This user-friendly assay format can be used easily by semi-skilled personnel to conduct tests from water samples. The user simply applies a small volume of water on the sample application region of the test strip. The pathogens, if present in the sample, interact with the detector reagents on the test strip and migrate across the lateral-flow membrane, and the pathogens and detector agents are captured on immobilized microarray spots. The signal from the microarray spots is measured using a simple, portable reader. The signal then is related to the presence and concentration of pathogens in the samples.
During the course of the Phase I project, test strips were designed to measure E. coli 0157 and Pseudomonas aeruginosa. These two water pathogens were selected for this work because the detection of these organisms is a U.S. Environmental Protection Agency (EPA) priority, and also because easy-to-use and reliable test kits for these pathogens are commercially attractive. The protocols to fabricate microarray test strips were established. Several different biochemical reagents were tested to determine suitable candidates for the assay development. Protocols to conduct tests were developed, and the tests for E. coli O157 and Pseudomonas were conducted on the fabricated microarray test strips. The nanoparticle concentrations on the microarray spots were measured using a portable reader.
The results obtained in this Phase I project show that an easy-to-use lateral flow microarray test strip can be fabricated to measure waterborne pathogens. The E. coli O157 assay has a sensitivity to measure 1,000 organisms present in a sample and 10,000 Pseudomonas organisms from the sample. Based on the tests conducted so far, the false-positive and false-negative values are zero. The presence of Clostridium and E. coli O157 had no bearing on the results obtained for Pseudomonas. Similarly, the E. coli O157 measurements were not affected by the presence of Clostridium or Pseudomonas in the water samples. The portable reader developed for this work allows for very sensitive and reproducible measurements of the spots on the test strip.

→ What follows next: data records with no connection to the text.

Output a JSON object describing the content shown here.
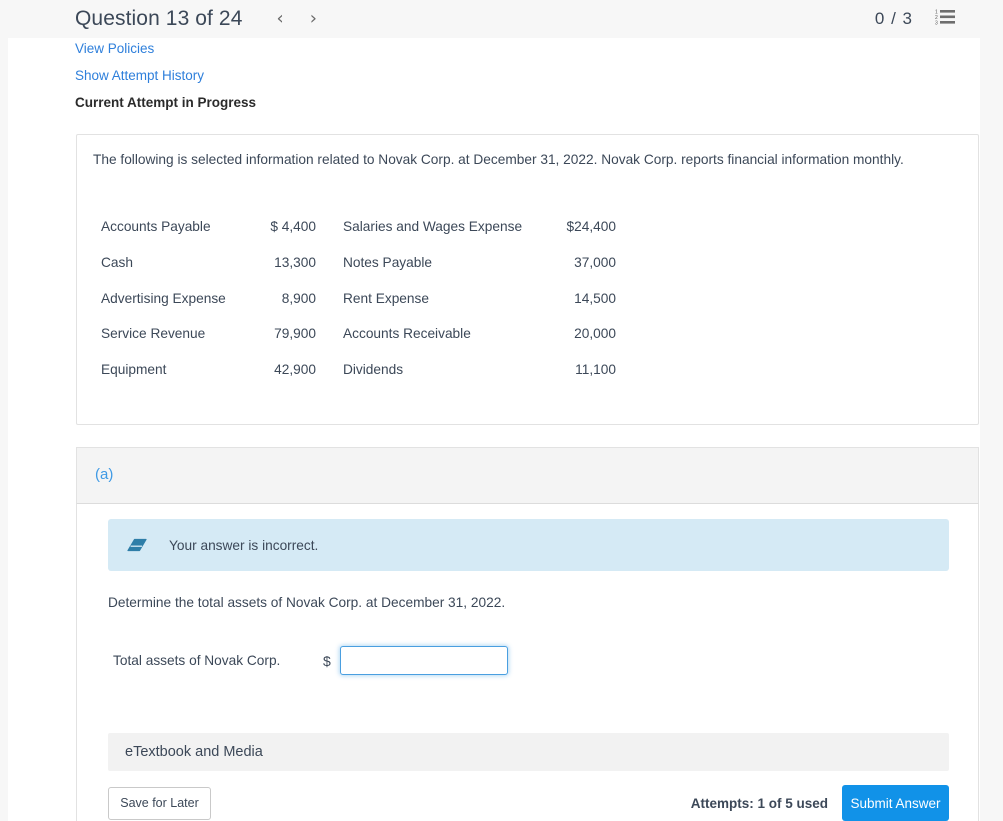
{
  "header": {
    "question_title": "Question 13 of 24",
    "prev_icon": "chevron-left-icon",
    "next_icon": "chevron-right-icon",
    "prev_glyph": "‹",
    "next_glyph": "›",
    "score": "0 / 3",
    "list_icon": "numbered-list-icon"
  },
  "links": {
    "view_policies": "View Policies",
    "show_attempt_history": "Show Attempt History",
    "current_attempt": "Current Attempt in Progress"
  },
  "info": {
    "intro": "The following is selected information related to Novak Corp. at December 31, 2022. Novak Corp. reports financial information monthly.",
    "rows": [
      {
        "label_a": "Accounts Payable",
        "value_a": "$ 4,400",
        "label_b": "Salaries and Wages Expense",
        "value_b": "$24,400"
      },
      {
        "label_a": "Cash",
        "value_a": "13,300",
        "label_b": "Notes Payable",
        "value_b": "37,000"
      },
      {
        "label_a": "Advertising Expense",
        "value_a": "8,900",
        "label_b": "Rent Expense",
        "value_b": "14,500"
      },
      {
        "label_a": "Service Revenue",
        "value_a": "79,900",
        "label_b": "Accounts Receivable",
        "value_b": "20,000"
      },
      {
        "label_a": "Equipment",
        "value_a": "42,900",
        "label_b": "Dividends",
        "value_b": "11,100"
      }
    ]
  },
  "section": {
    "letter": "(a)",
    "alert": {
      "icon": "eraser-icon",
      "text": "Your answer is incorrect."
    },
    "prompt": "Determine the total assets of Novak Corp. at December 31, 2022.",
    "answer_label": "Total assets of Novak Corp.",
    "currency_symbol": "$",
    "answer_value": "",
    "answer_placeholder": ""
  },
  "footer": {
    "etextbook_label": "eTextbook and Media",
    "save_for_later": "Save for Later",
    "attempts": "Attempts: 1 of 5 used",
    "submit_answer": "Submit Answer"
  },
  "colors": {
    "accent_blue": "#1192e8",
    "link_blue": "#2e7fdb",
    "section_letter_blue": "#3f9ae5",
    "alert_bg": "#d5eaf5",
    "panel_border": "#e2e2e2",
    "header_bg": "#f7f7f7",
    "text": "#3c4858"
  }
}
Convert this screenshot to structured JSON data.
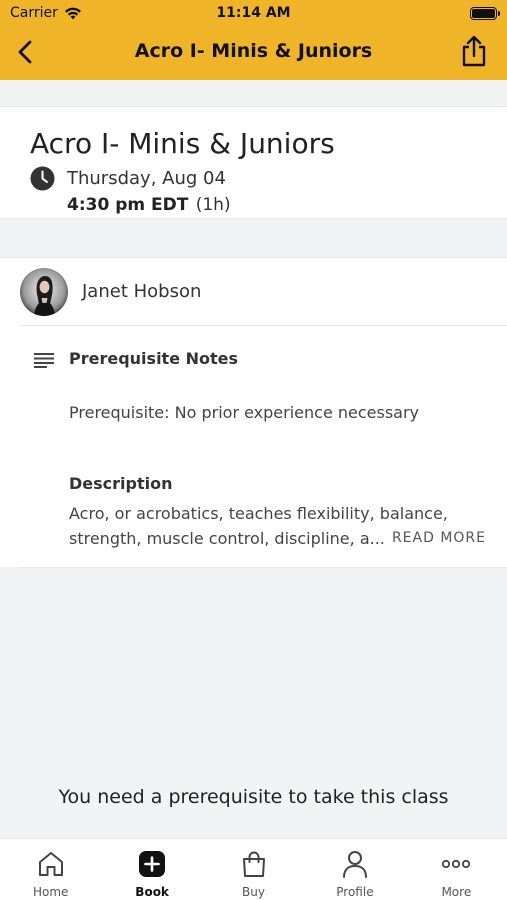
{
  "status_bar": {
    "carrier": "Carrier",
    "time": "11:14 AM"
  },
  "nav": {
    "title": "Acro I- Minis & Juniors"
  },
  "class_info": {
    "title": "Acro I- Minis & Juniors",
    "date": "Thursday, Aug 04",
    "time": "4:30 pm EDT",
    "duration": "(1h)"
  },
  "instructor": {
    "name": "Janet Hobson"
  },
  "prerequisite_notes": {
    "heading": "Prerequisite Notes",
    "text": "Prerequisite: No prior experience necessary"
  },
  "description": {
    "heading": "Description",
    "line1": "Acro, or acrobatics, teaches flexibility, balance,",
    "line2": "strength, muscle control, discipline, a...",
    "read_more": "READ MORE"
  },
  "banner": {
    "text": "You need a prerequisite to take this class"
  },
  "tab_bar": {
    "active": "Book",
    "items": [
      {
        "label": "Home",
        "icon": "home-icon"
      },
      {
        "label": "Book",
        "icon": "plus-square-icon"
      },
      {
        "label": "Buy",
        "icon": "shopping-bag-icon"
      },
      {
        "label": "Profile",
        "icon": "person-icon"
      },
      {
        "label": "More",
        "icon": "more-dots-icon"
      }
    ]
  },
  "colors": {
    "header": "#f0b429",
    "background": "#f2f3f5"
  }
}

In this project, Intelligent Optical Systems, Inc. (IOS) demonstrated the feasibility of using nanomaterial labeled reagents on a lateral flow microarray test strip to provide the quantitative and multiplexed detection of pathogens in water samples. This work has laid a solid foundation for development of easy-to-use and reliable test kits for environmental monitoring applications. The protocols for fabricating microarray test strips, conjugating the biomolecules to nanomaterials, and identifying the antibodies to be used in the assay development have been established. Furthermore, IOS also has determined the detector antibody concentrations that need to be used for developing these assays and the procedures to optimize the nanomaterials signal. The reader developed for this purpose allows for the accurate and reproducible measurements of the nanomaterials present on the microarray.
The developed test strips are likely to find applications both in drinking water and beach water monitoring applications. The end users will be small and large water processing facilities, beach water quality monitors, and regulatory agencies. The platform technology could be applicable to most medical and monitoring applications. IOS has received significant interest from end users, as well as other commercial companies, regarding the exploration of future collaboration and additional testing on this project. IOS is very optimistic about the possibility of transitioning this technology into a commercial product. The EPA regulatory approval of the technology will be a key event toward the commercialization of this assay format.